The results corroborate with previous data with respect to female humans and marmosets. The authors noted that effective flibanserin doses are higher in rats and marmosets than in humans. They explained that appetitive behaviors “are considered as analogous to sexual desire expression in humans” but there is no human equivalent of lordosis. Overall, they suggest that solicitation patterns can be used to “identify predicting compounds for HSDD.”
OVX rats primed with both EB and P showed more full solicitations than partial solicitations. Females who had been primed with EB only showed no appetitive behaviors and a low level of lordosis.
In Experiment 2, females primed with a “threshold” level of EB alone showed high rates of defensive responses. However, the high dose of flibanserin decreased these rates, suggesting that the drug may overcome sexual inhibition as well as increase solicitations.
The authors pointed out that females who were primed with EB and P displayed solicitations earlier than those who were primed with EB only. Future research may examine this.
Overall, the study results showed that “chronic flibanserin treatment facilitates female sexual motivation, regardless of their hormonal regimen (EB alone or E + P).” This suggests that flibanserin has effects even in females who show “a high baseline of sexual behavior” and that “flibanserin action does not depend on P but might require estradiol supplementation.”
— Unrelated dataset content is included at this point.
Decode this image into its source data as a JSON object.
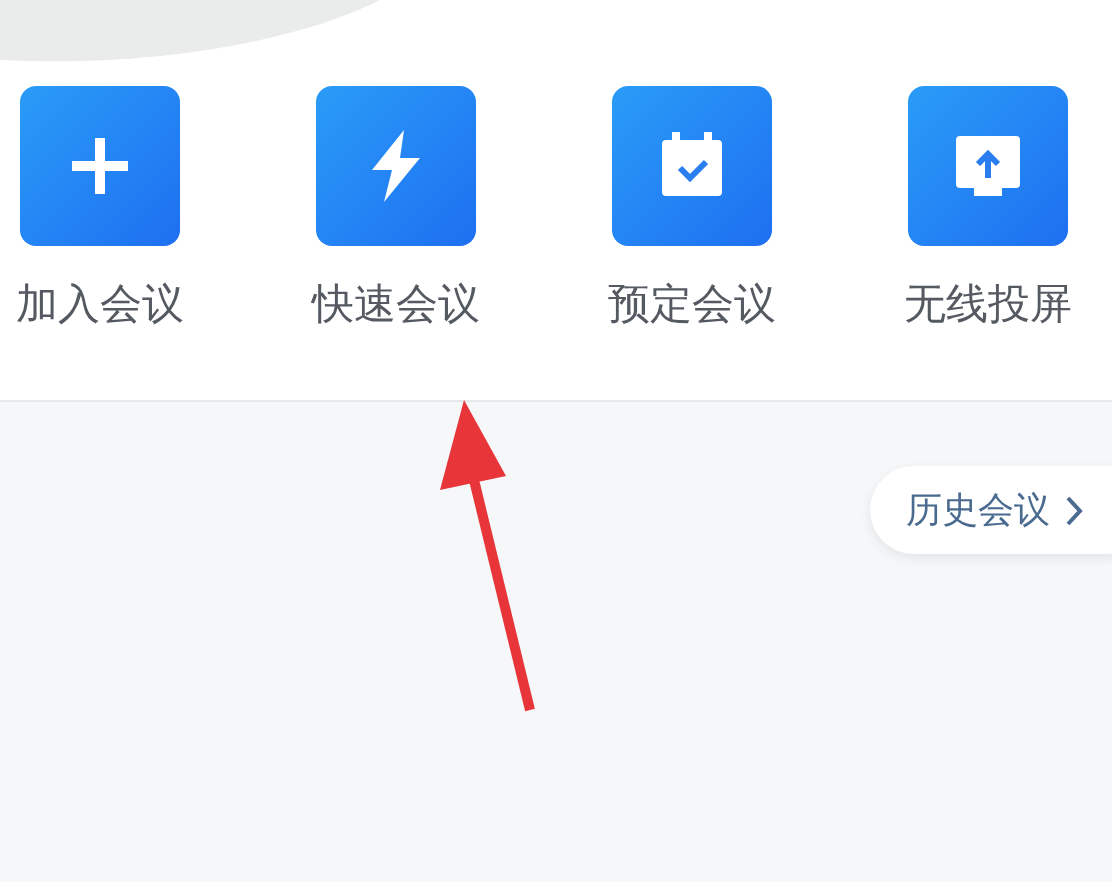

Taken together, the results show that pre- and postmenopausal women with HSDD could benefit from flibanserin treatment.